[Records for this exercise]
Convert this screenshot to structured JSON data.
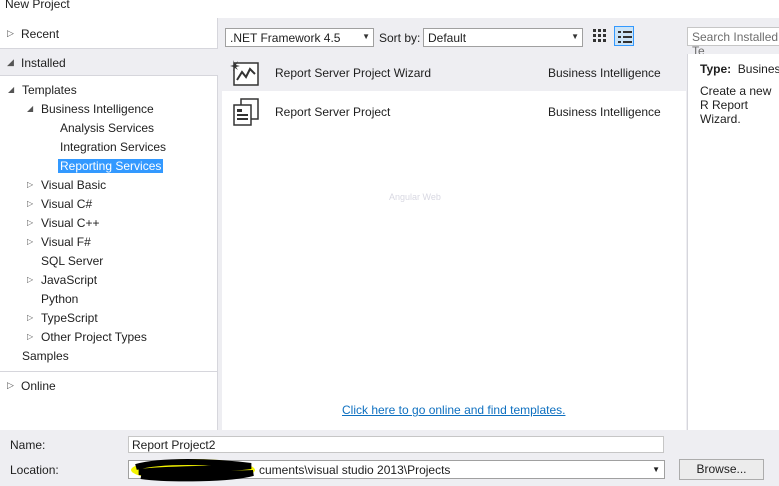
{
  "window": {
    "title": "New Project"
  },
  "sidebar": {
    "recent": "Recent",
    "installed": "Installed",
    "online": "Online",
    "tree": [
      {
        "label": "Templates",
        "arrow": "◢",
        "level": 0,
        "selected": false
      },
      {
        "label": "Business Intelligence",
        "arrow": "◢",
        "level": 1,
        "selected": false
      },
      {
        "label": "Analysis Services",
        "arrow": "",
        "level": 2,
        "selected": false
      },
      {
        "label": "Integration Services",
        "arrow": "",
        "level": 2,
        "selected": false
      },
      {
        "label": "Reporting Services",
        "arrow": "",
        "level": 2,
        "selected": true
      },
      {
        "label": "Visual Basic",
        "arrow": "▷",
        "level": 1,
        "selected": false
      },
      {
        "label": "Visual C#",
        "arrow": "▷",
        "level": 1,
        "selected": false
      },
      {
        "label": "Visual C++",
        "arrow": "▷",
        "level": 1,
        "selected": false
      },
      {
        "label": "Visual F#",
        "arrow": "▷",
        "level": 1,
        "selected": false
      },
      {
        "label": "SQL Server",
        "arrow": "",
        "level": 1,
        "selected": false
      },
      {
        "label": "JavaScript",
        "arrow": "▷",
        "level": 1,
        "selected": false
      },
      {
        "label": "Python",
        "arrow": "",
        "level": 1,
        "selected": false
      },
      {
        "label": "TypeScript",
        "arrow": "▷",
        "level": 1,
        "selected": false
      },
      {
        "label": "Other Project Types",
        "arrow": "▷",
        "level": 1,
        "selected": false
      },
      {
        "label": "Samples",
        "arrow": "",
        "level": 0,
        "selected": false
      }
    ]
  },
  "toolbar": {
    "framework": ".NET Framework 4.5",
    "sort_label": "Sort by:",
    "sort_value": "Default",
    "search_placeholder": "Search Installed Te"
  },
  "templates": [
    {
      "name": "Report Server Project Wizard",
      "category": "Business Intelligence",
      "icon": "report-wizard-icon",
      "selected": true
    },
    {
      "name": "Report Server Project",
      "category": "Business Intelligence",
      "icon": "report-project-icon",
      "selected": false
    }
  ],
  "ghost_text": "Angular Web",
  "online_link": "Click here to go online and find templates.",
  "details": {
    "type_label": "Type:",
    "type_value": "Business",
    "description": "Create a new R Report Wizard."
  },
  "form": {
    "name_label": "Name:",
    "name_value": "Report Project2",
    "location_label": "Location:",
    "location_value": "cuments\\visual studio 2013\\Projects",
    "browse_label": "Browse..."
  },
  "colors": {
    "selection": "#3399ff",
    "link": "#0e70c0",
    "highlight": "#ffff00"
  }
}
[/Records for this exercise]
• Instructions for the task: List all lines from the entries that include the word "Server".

• Output of the exercise:
        "label": "SQL Server",
      "name": "Report Server Project Wizard",
      "name": "Report Server Project",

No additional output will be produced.